If the government does shut down on Saturday, Goldman Sachs says the economic costs would likely be minimal:
“A government shutdown has a much more modest impact than the term might suggest,” Goldman economist Alec Phillips wrote in a note Thursday. “First, only a portion of the government actually shuts down when spending authority lapses. In prior experiences, about 40% of the federal workforce, or about 800,000 workers, have been furloughed without pay during shutdowns. The remaining 60% is considered exempt because they perform duties related to health, safety, security, or financial operations, among other activities.”

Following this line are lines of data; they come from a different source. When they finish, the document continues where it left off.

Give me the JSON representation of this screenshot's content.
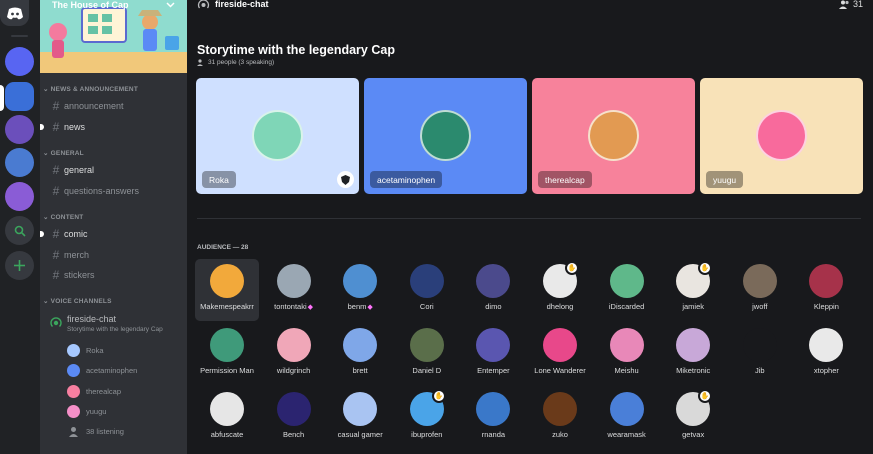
{
  "server": {
    "name": "The House of Cap",
    "rail_colors": [
      "#5865f2",
      "#3a6fd8",
      "#6b4fbb",
      "#4a7bd1",
      "#8a5cd6"
    ]
  },
  "sidebar": {
    "categories": [
      {
        "label": "NEWS & ANNOUNCEMENT",
        "channels": [
          {
            "name": "announcement",
            "bright": false,
            "unread": false
          },
          {
            "name": "news",
            "bright": true,
            "unread": true
          }
        ]
      },
      {
        "label": "GENERAL",
        "channels": [
          {
            "name": "general",
            "bright": true,
            "unread": false
          },
          {
            "name": "questions-answers",
            "bright": false,
            "unread": false
          }
        ]
      },
      {
        "label": "CONTENT",
        "channels": [
          {
            "name": "comic",
            "bright": true,
            "unread": true
          },
          {
            "name": "merch",
            "bright": false,
            "unread": false
          },
          {
            "name": "stickers",
            "bright": false,
            "unread": false
          }
        ]
      }
    ],
    "voice_category": "VOICE CHANNELS",
    "voice_channel": {
      "name": "fireside-chat",
      "topic": "Storytime with the legendary Cap",
      "users": [
        {
          "name": "Roka",
          "color": "#a6c8ff"
        },
        {
          "name": "acetaminophen",
          "color": "#5b8af5"
        },
        {
          "name": "therealcap",
          "color": "#f77fa0"
        },
        {
          "name": "yuugu",
          "color": "#f58fc8"
        }
      ],
      "listening": "38 listening"
    }
  },
  "topbar": {
    "channel": "fireside-chat",
    "count": "31"
  },
  "stage": {
    "title": "Storytime with the legendary Cap",
    "subtitle": "31 people (3 speaking)",
    "speakers": [
      {
        "name": "Roka",
        "bg": "#cfe0ff",
        "avatar": "#7fd6b7",
        "moderator": true
      },
      {
        "name": "acetaminophen",
        "bg": "#5b8af5",
        "avatar": "#2b8a6e",
        "moderator": false
      },
      {
        "name": "therealcap",
        "bg": "#f7829b",
        "avatar": "#e29a52",
        "moderator": false
      },
      {
        "name": "yuugu",
        "bg": "#f8e2b8",
        "avatar": "#f86a9c",
        "moderator": false
      }
    ],
    "audience_header": "AUDIENCE — 28",
    "audience": [
      {
        "name": "Makemespeakrr",
        "color": "#f2a93b",
        "boost": false,
        "hand": false
      },
      {
        "name": "tontontaki",
        "color": "#9aa7b3",
        "boost": true,
        "hand": false
      },
      {
        "name": "benm",
        "color": "#4f8fd1",
        "boost": true,
        "hand": false
      },
      {
        "name": "Cori",
        "color": "#2a3f7a",
        "boost": false,
        "hand": false
      },
      {
        "name": "dimo",
        "color": "#4b4a8c",
        "boost": false,
        "hand": false
      },
      {
        "name": "dhelong",
        "color": "#e9e9e9",
        "boost": false,
        "hand": true
      },
      {
        "name": "iDiscarded",
        "color": "#5fb88a",
        "boost": false,
        "hand": false
      },
      {
        "name": "jamiek",
        "color": "#e9e5e0",
        "boost": false,
        "hand": true
      },
      {
        "name": "jwoff",
        "color": "#7a6a5a",
        "boost": false,
        "hand": false
      },
      {
        "name": "Kleppin",
        "color": "#a6324a",
        "boost": false,
        "hand": false
      },
      {
        "name": "Permission Man",
        "color": "#3f9a7a",
        "boost": false,
        "hand": false
      },
      {
        "name": "wildgrinch",
        "color": "#f0a7b8",
        "boost": false,
        "hand": false
      },
      {
        "name": "brett",
        "color": "#7fa7e8",
        "boost": false,
        "hand": false
      },
      {
        "name": "Daniel D",
        "color": "#5a6e4a",
        "boost": false,
        "hand": false
      },
      {
        "name": "Entemper",
        "color": "#5a56b0",
        "boost": false,
        "hand": false
      },
      {
        "name": "Lone Wanderer",
        "color": "#e8488a",
        "boost": false,
        "hand": false
      },
      {
        "name": "Meishu",
        "color": "#e888b8",
        "boost": false,
        "hand": false
      },
      {
        "name": "Miketronic",
        "color": "#c8a8d8",
        "boost": false,
        "hand": false
      },
      {
        "name": "Jib",
        "color": "#18191c",
        "boost": false,
        "hand": false
      },
      {
        "name": "xtopher",
        "color": "#e9e9e9",
        "boost": false,
        "hand": false
      },
      {
        "name": "abfuscate",
        "color": "#e6e6e6",
        "boost": false,
        "hand": false
      },
      {
        "name": "Bench",
        "color": "#2b2470",
        "boost": false,
        "hand": false
      },
      {
        "name": "casual gamer",
        "color": "#a9c4f2",
        "boost": false,
        "hand": false
      },
      {
        "name": "ibuprofen",
        "color": "#4aa4e8",
        "boost": false,
        "hand": true
      },
      {
        "name": "rnanda",
        "color": "#3a78c9",
        "boost": false,
        "hand": false
      },
      {
        "name": "zuko",
        "color": "#6a3a1a",
        "boost": false,
        "hand": false
      },
      {
        "name": "wearamask",
        "color": "#4a7fd8",
        "boost": false,
        "hand": false
      },
      {
        "name": "getvax",
        "color": "#d9d9d9",
        "boost": false,
        "hand": true
      }
    ]
  }
}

Phillips estimates that, because of the furloughs, every week a shutdown lasts would reduce GDP growth by about 0.2 percentage points on an annualized basis — and that loss would be reversed the following quarter. “If a shutdown lasted several weeks, the weekly effect might rise slightly as federal contractors and procurement could also begin to be affected,” he adds.
Congress has always voted to retroactively pay federal workers for the time they were forced to miss, so personal incomes wouldn’t take a lasting hit. “That said, a prolonged shutdown could dampen consumer sentiment,” Phillips warns. “For example, the Conference Board and University of Michigan consumer sentiment surveys declined by an average of 7 points in the month of the three previous major shutdowns (November 1995, December 1995-January 1996, and October 2013) and gained about half of the decline, on average, the following month.”